Bride sets off to find and confront Booker, who is grappling with unfinished childhood trauma of his own, for he is the brother of the murdered boy who could not relinquish his grief when his family chose to move on. Over the years, Booker has made outward strides toward mature adulthood, studying economics for a postgraduate degree and playing the trumpet for fun in small jazz clubs. But he remains emotionally stunted, forever traumatized by his brother’s death, which has become, in the words of the sympathetic aunt who once counseled him not to let it go, “his own life. I think it’s his only life.”

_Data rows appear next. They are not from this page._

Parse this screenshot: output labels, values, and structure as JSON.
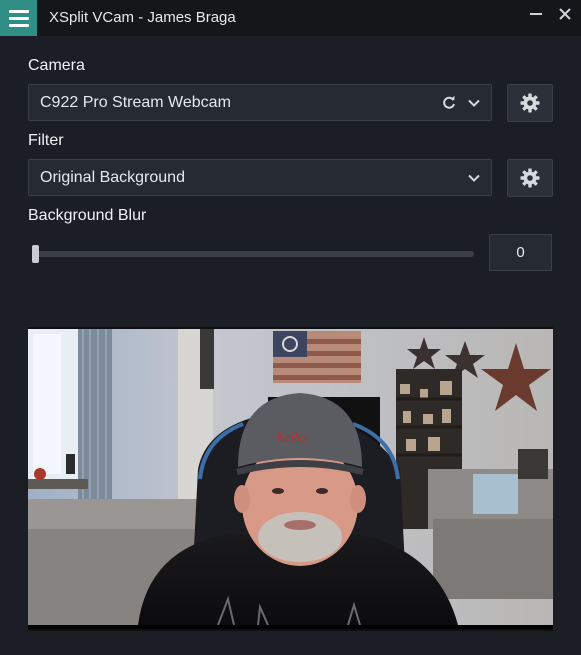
{
  "window": {
    "title": "XSplit VCam - James Braga"
  },
  "camera": {
    "label": "Camera",
    "selected": "C922 Pro Stream Webcam",
    "icons": [
      "refresh-icon",
      "chevron-down-icon",
      "gear-icon"
    ]
  },
  "filter": {
    "label": "Filter",
    "selected": "Original Background",
    "icons": [
      "chevron-down-icon",
      "gear-icon"
    ]
  },
  "blur": {
    "label": "Background Blur",
    "value": "0"
  },
  "colors": {
    "accent": "#2f8f85",
    "background": "#1b1e24",
    "titlebar": "#14161a"
  }
}
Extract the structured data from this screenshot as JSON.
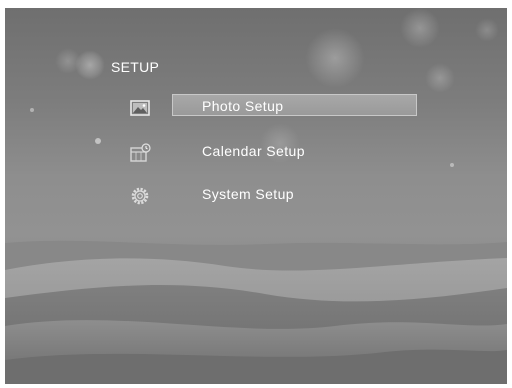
{
  "header": {
    "title": "SETUP",
    "icon": "gear-glow-icon"
  },
  "menu": {
    "items": [
      {
        "label": "Photo Setup",
        "icon": "photo-icon",
        "selected": true
      },
      {
        "label": "Calendar Setup",
        "icon": "calendar-icon",
        "selected": false
      },
      {
        "label": "System Setup",
        "icon": "gear-icon",
        "selected": false
      }
    ]
  },
  "colors": {
    "text": "#ffffff",
    "highlight": "#a3a3a3",
    "background": "#808080"
  }
}
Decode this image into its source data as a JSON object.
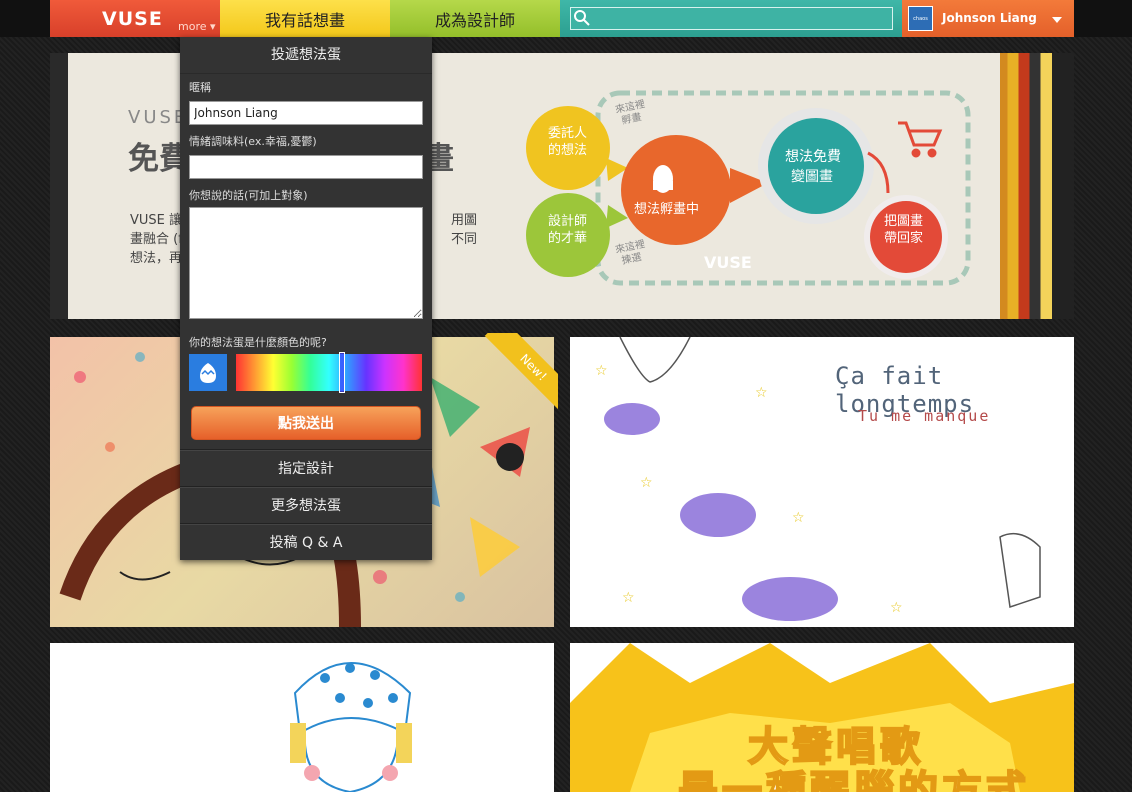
{
  "nav": {
    "logo": "VUSE",
    "more": "more ▾",
    "tab_idea": "我有話想畫",
    "tab_designer": "成為設計師",
    "user_name": "Johnson Liang",
    "avatar_label": "chaos"
  },
  "banner": {
    "brand": "VUSE",
    "title_left": "免費",
    "title_right": "畫",
    "text_left_1": "VUSE 讓各",
    "text_left_2": "畫融合 (fus",
    "text_left_3": "想法，再由",
    "text_right_1": "用圖",
    "text_right_2": "不同",
    "bubble_client": "委託人\n的想法",
    "bubble_designer": "設計師\n的才華",
    "bubble_hatch": "想法孵畫中",
    "bubble_free": "想法免費\n變圖畫",
    "bubble_home": "把圖畫\n帶回家",
    "note_hatch": "來這裡\n孵畫",
    "note_pick": "來這裡\n揀選",
    "watermark": "VUSE"
  },
  "dropdown": {
    "title": "投遞想法蛋",
    "nickname_label": "暱稱",
    "nickname_value": "Johnson Liang",
    "mood_label": "情緒調味料(ex.幸福,憂鬱)",
    "mood_value": "",
    "message_label": "你想說的話(可加上對象)",
    "color_label": "你的想法蛋是什麼顏色的呢?",
    "color_hue_fraction": 0.57,
    "egg_color": "#2a7de0",
    "submit_label": "點我送出",
    "link_assign": "指定設計",
    "link_more": "更多想法蛋",
    "link_qa": "投稿 Q & A"
  },
  "tiles": {
    "new_badge": "New！",
    "french_line1": "Ça fait longtemps",
    "french_line2": "Tu me manque",
    "sing_line1": "大聲唱歌",
    "sing_line2": "是一種醒腦的方式"
  },
  "colors": {
    "logo_bg": "#e84c30",
    "tab_yellow": "#f7d02a",
    "tab_green": "#a4cc3a",
    "search_bg": "#35ab9c",
    "user_bg": "#ec6b32",
    "submit_orange": "#ef7a3a"
  }
}
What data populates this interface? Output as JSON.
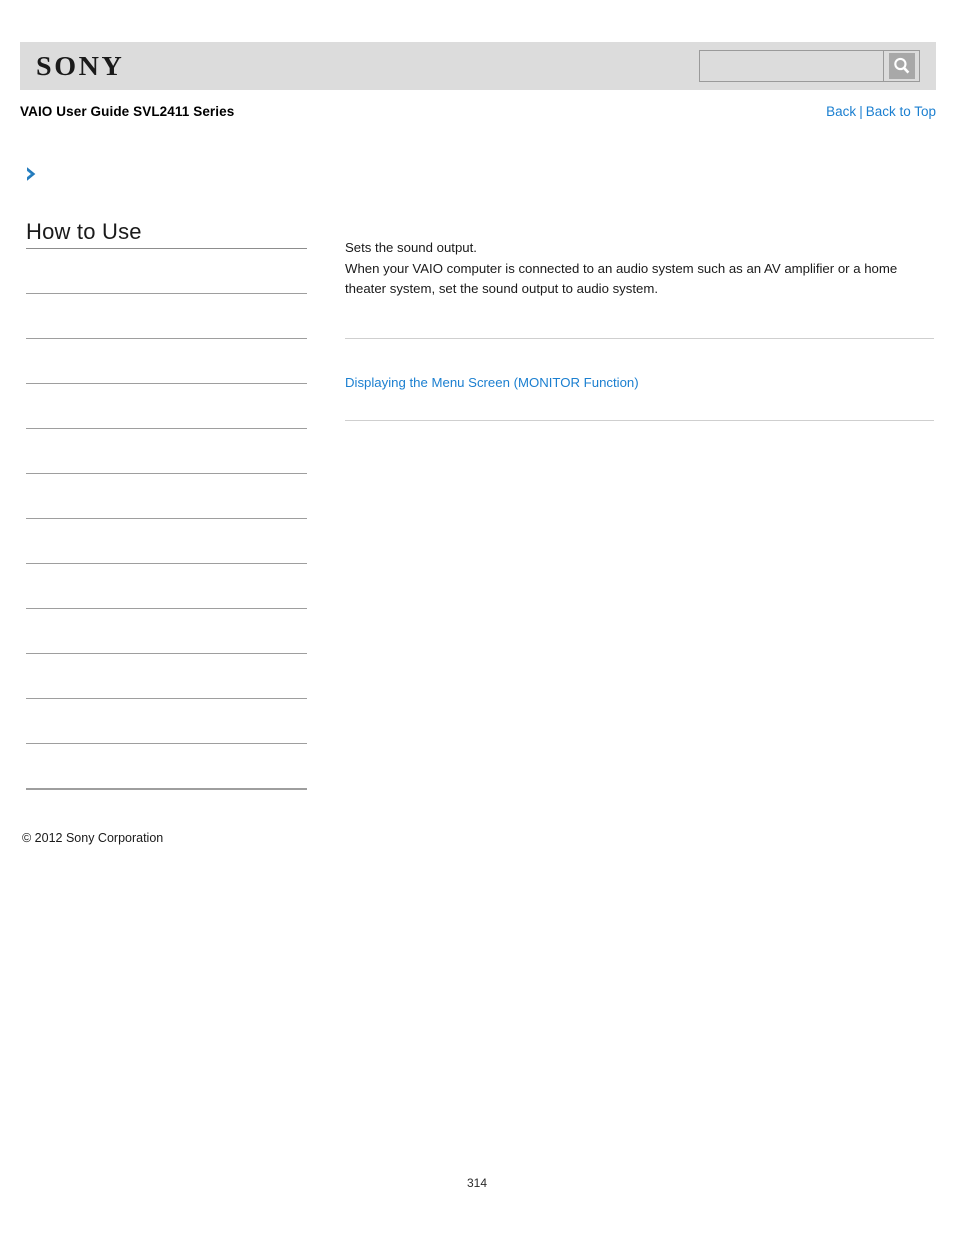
{
  "header": {
    "logo_text": "SONY",
    "search": {
      "value": "",
      "placeholder": "",
      "icon": "search-icon",
      "button_label": ""
    }
  },
  "guide": {
    "title": "VAIO User Guide SVL2411 Series",
    "nav": {
      "back_label": "Back",
      "separator": "|",
      "back_to_top_label": "Back to Top"
    }
  },
  "breadcrumb": {
    "icon": "chevron-right-icon",
    "text": ""
  },
  "sidebar": {
    "heading": "How to Use",
    "items": [
      {
        "label": ""
      },
      {
        "label": ""
      },
      {
        "label": ""
      },
      {
        "label": ""
      },
      {
        "label": ""
      },
      {
        "label": ""
      },
      {
        "label": ""
      },
      {
        "label": ""
      },
      {
        "label": ""
      },
      {
        "label": ""
      },
      {
        "label": ""
      },
      {
        "label": ""
      }
    ]
  },
  "content": {
    "paragraphs": [
      "Sets the sound output.",
      "When your VAIO computer is connected to an audio system such as an AV amplifier or a home theater system, set the sound output to audio system."
    ],
    "related_link": "Displaying the Menu Screen (MONITOR Function)"
  },
  "footer": {
    "copyright": "© 2012 Sony Corporation",
    "page_number": "314"
  },
  "colors": {
    "link_blue": "#1b7fd0",
    "header_gray": "#dcdcdc",
    "rule_gray": "#9e9e9e",
    "content_rule_gray": "#cfcfcf"
  }
}
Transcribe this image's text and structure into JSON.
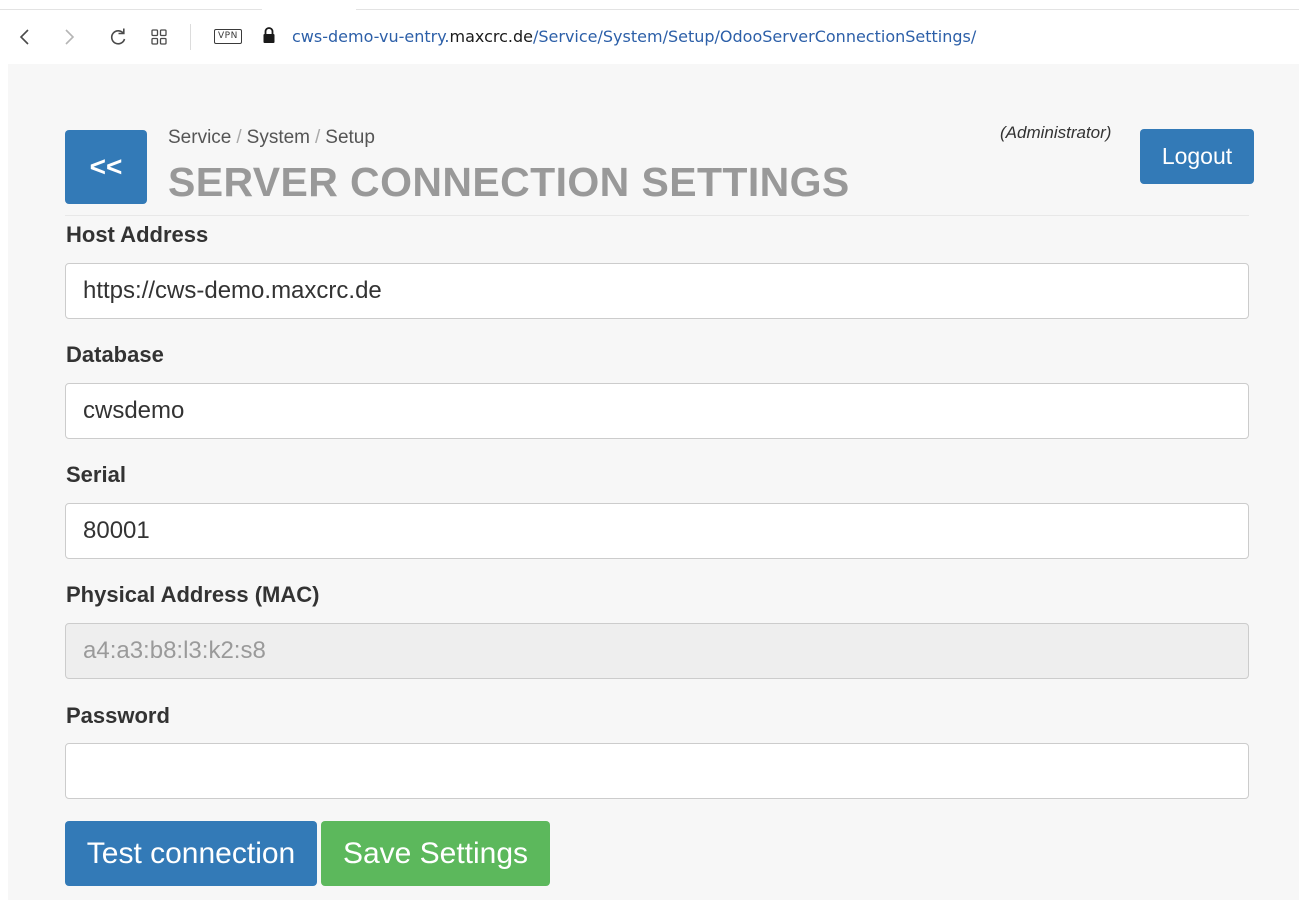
{
  "browser": {
    "vpn_label": "VPN",
    "url_prefix": "cws-demo-vu-entry.",
    "url_host": "maxcrc.de",
    "url_path": "/Service/System/Setup/OdooServerConnectionSettings/"
  },
  "header": {
    "back_label": "<<",
    "breadcrumb": [
      "Service",
      "System",
      "Setup"
    ],
    "breadcrumb_separator": "/",
    "title": "SERVER CONNECTION SETTINGS",
    "user_role": "(Administrator)",
    "logout_label": "Logout"
  },
  "form": {
    "host_address": {
      "label": "Host Address",
      "value": "https://cws-demo.maxcrc.de"
    },
    "database": {
      "label": "Database",
      "value": "cwsdemo"
    },
    "serial": {
      "label": "Serial",
      "value": "80001"
    },
    "mac": {
      "label": "Physical Address (MAC)",
      "value": "a4:a3:b8:l3:k2:s8"
    },
    "password": {
      "label": "Password",
      "value": ""
    }
  },
  "actions": {
    "test_label": "Test connection",
    "save_label": "Save Settings"
  },
  "colors": {
    "primary": "#337ab7",
    "success": "#5cb85c",
    "title_gray": "#999999"
  }
}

And so it comes to pass that the romance of Bride and Booker seems doomed, their “fairy-tale castle collapsed into the mud and sand on which its vanity was built.” Morrison weaves all sorts of folkloric imagery throughout Bride’s journey as she ventures from the city into the woods to search for Booker in a northern California logging town. There is a kindly forest-dwelling couple and their changeling child; there are momentous rainstorms and a fateful yellow rose; there is even a dose of magic realism when Bride notices – or does she imagine it? – that her body appears to be reverting to its original childhood form.
Morrison deploys these tropes of enchantment not to soothe or entertain, of course, but to prove how durable are the wounds of the past, how locked we are into its familiar tunes and lyrics. Along with Booker and Bride, there are four other voices who narrate the novel’s action: All are victims in some way, and all have a story to tell about the everlasting damage inflicted by the powerful upon the unprotected among us. From these intimate stories we’re encouraged to recollect Morrison’s more global and historical variations on the theme: the mutilating effects of slavery in "Beloved," for example, or the internalized racism in "The Bluest Eye."
What’s different here, though, is the concision of the text. Morrison deliberately offers only the lovely bones of the story, where some might wish for a fairy-tale landscape more extravagantly decorated with raiment, jewels, and woodland creatures. This is not to suggest that the book is monotonous. There is tonal variety here, of a carefully curated sort, and some leavening humor: At one point Bride complains about the tedium of television – “mostly blood, lipstick, and the haunches of anchorgirls.”
But what we might wish for, as every reluctant grownup must admit, is a yawning chasm away from what we need. "God Help the Child" is clearly and forcefully the effort of a writer impatient to cast off every superfluity to expose the rage and sadness at its heart.